There are also fantastic accessories to help extend its lifespan, including a wheeled board for older children, a runner chassis to turn it into a jogger, rough terrain wheels for extra-extra-cobblestoned streets, and a Bugaboo footmuff (i.e. sleeping bag) that’s so cozy and well made, we’ve even purchased that separately to use with other strollers.
(Budget tip: Splurge on the footmuff, save on the stroller?)
Then there’s the Van Gogh special edition Bugaboo Bee stroller, which I fell in love with earlier this year. It made our coolest baby gear of 2015 list, and its gorgeous attention to detail is still wowing me.
The frame matches the color of the almond blossom branches in the painting, and the fabric on the sunshade looks like silk and shows every brushstroke, while still being highly durable, water and oil-repellent, and offering UPF 50+. And of course you get all the great features of the Bugaboo Bee that urban parents love, like a lightweight frame, a four-step adjustable backrest, and a one-piece easy fold. Plus there’s that extendable handlebar to make sure taller spouses, sitters and grandparents can take the wheels easily too.
These may seem like strollers you’re buying just for their looks, but Bugaboo has truly built in brilliant functionality and maneuverability all in a truly modular system that allows all their strollers to grow with your child. At this price point we wouldn’t expect anything less.
And . . . the stroller that’s cooler than we’ll ever be:
Mamas, this is for real: Quinny’s longboard stroller which will officially make you the coolest parent ever.
Developed in collaboration with skate experts from the likes of TRacker and ABEC11, it’s sadly currently only shipping to families in the European Union. The website even states it’s “only intended for use in Europe” though that is definitely a legal CYA disclaimer, and not anything more.
More red tape for Stateside government approval perhaps? Less agile parents in the US? People at the CPSC who are no fun at all? We can’t say for sure, especially considering Europe tends to have even more stringent safety regulations around baby products than we do.
Nevertheless, if you’re the adventurous type, you might be inclined to ask a friend across the Atlantic to help you get your hands on one. It does look like a whole lot of fun, and that’s one word we really don’t use when describing strollers, ever.

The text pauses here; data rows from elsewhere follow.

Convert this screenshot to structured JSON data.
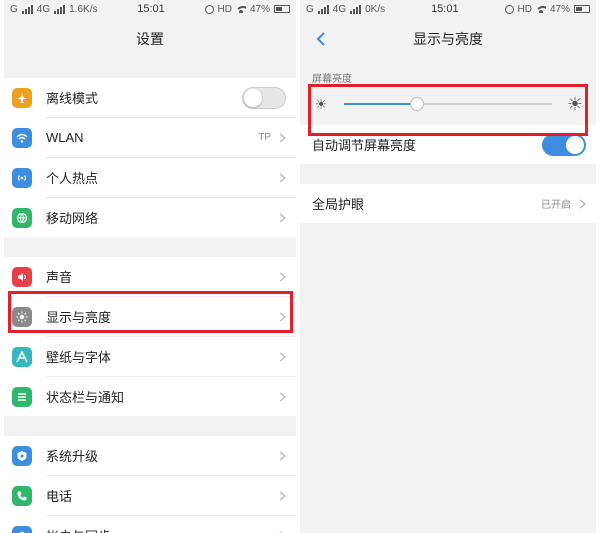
{
  "left": {
    "status": {
      "carrier": "G",
      "network": "4G",
      "speed": "1.6K/s",
      "time": "15:01",
      "hd": "HD",
      "battery": "47%"
    },
    "title": "设置",
    "groups": [
      [
        {
          "label": "离线模式",
          "icon": "airplane-icon",
          "color": "#f0a020",
          "control": "toggle-off"
        },
        {
          "label": "WLAN",
          "icon": "wifi-icon",
          "color": "#3d8de0",
          "value": "TP"
        },
        {
          "label": "个人热点",
          "icon": "hotspot-icon",
          "color": "#3d8de0"
        },
        {
          "label": "移动网络",
          "icon": "globe-icon",
          "color": "#2fb86a"
        }
      ],
      [
        {
          "label": "声音",
          "icon": "speaker-icon",
          "color": "#e8404a"
        },
        {
          "label": "显示与亮度",
          "icon": "brightness-icon",
          "color": "#8a8a8a",
          "highlighted": true
        },
        {
          "label": "壁纸与字体",
          "icon": "wallpaper-icon",
          "color": "#35b8c0"
        },
        {
          "label": "状态栏与通知",
          "icon": "notification-icon",
          "color": "#2fb86a"
        }
      ],
      [
        {
          "label": "系统升级",
          "icon": "update-icon",
          "color": "#3d8de0"
        },
        {
          "label": "电话",
          "icon": "phone-icon",
          "color": "#2fb86a"
        },
        {
          "label": "帐户与同步",
          "icon": "account-icon",
          "color": "#3d8de0"
        }
      ]
    ]
  },
  "right": {
    "status": {
      "carrier": "G",
      "network": "4G",
      "speed": "0K/s",
      "time": "15:01",
      "hd": "HD",
      "battery": "47%"
    },
    "title": "显示与亮度",
    "brightness_section_title": "屏幕亮度",
    "brightness_level": 0.35,
    "auto_brightness_label": "自动调节屏幕亮度",
    "auto_brightness_on": true,
    "eye_care_label": "全局护眼",
    "eye_care_value": "已开启"
  },
  "colors": {
    "accent": "#3d8de0",
    "highlight": "#e0202a"
  }
}
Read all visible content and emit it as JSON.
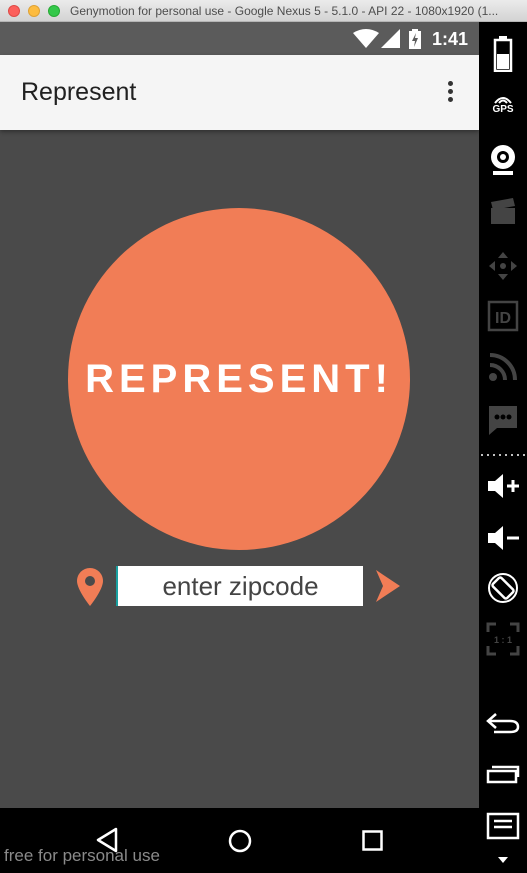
{
  "window": {
    "title": "Genymotion for personal use - Google Nexus 5 - 5.1.0 - API 22 - 1080x1920 (1..."
  },
  "statusbar": {
    "time": "1:41",
    "icons": [
      "wifi-icon",
      "signal-icon",
      "battery-charging-icon"
    ]
  },
  "appbar": {
    "title": "Represent",
    "menu_icon": "more-vert-icon"
  },
  "main": {
    "logo_text": "REPRESENT!",
    "zip_placeholder": "enter zipcode",
    "location_icon": "location-pin-icon",
    "submit_icon": "chevron-right-icon"
  },
  "navbar": {
    "buttons": [
      "back-icon",
      "home-icon",
      "recents-icon"
    ]
  },
  "watermark": "free for personal use",
  "sidebar": {
    "gps_label": "GPS",
    "id_label": "ID",
    "pixel_perfect_label": "1 : 1",
    "buttons": [
      "battery-icon",
      "gps-icon",
      "webcam-icon",
      "screencast-icon",
      "remote-control-icon",
      "identifiers-icon",
      "network-icon",
      "sms-icon",
      "volume-up-icon",
      "volume-down-icon",
      "rotate-icon",
      "pixel-perfect-icon",
      "back-icon",
      "recent-apps-icon",
      "menu-icon"
    ]
  },
  "colors": {
    "accent": "#f17d56",
    "background": "#4a4a4a",
    "appbar": "#f5f5f5",
    "statusbar": "#5b5b5b",
    "cursor": "#19a0a0"
  }
}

I’m currently rocking two UppaBabys – a 2010 Vista and a 2014 GLuxe. I love UB, and the Vista has seen us through two kids (both of whom slept in the bassinet almost exclusively), but my issue now is that my 20mo old can’t sit up straight in either one. He’s active and alert and watches everything and I hate to have him reclined when he’s not sleeping. Any idea if the Mamas & Papas or Kolcraft allows babes to sit fully upright?
Kate–if you’re gonna make a dig at your friendly (and fun!) public service professionals, at least make the target make sense. Do you mean the U.S. Consumer Product Safety Commission? Actually, they’re probably fun too. Reminder that cool moms pick all sorts of jobs.
Post updated for accuracy. It was really just a gentle joke; no offense intended. -Eds
Hi Kate- Any reason why Cybex didn’t make the list? The Aton is the safest car seat on the market, and its counterpart Priam stroller is one of the lightest and most compact frames that is perfect for urban living. More curious as to why you didn’t find this brand noteworthy, as I am deciding between the Uppababy and Cybex. Thanks.
Hi Kate, thanks for sharing this awesome resource! I’m a stroller geek, so I’m always super excited when I read anything and everything stroller related.
The Burley Solstice stroller looks pretty awesome – I guess that’s something I will need to try out next!
Hi, great post. My recommendation is UPPAbaby VISTA Stroller in black colour. Price is little higher but overall quality is very good.
I’m using Vista for my 5 m.o. twins (they ride in bassinets), sometimes also for my 3y.o. daughter who likes to ride in a toddler seat or on a platform. It’s a great stroller, very multitasking and serves for many years and kids!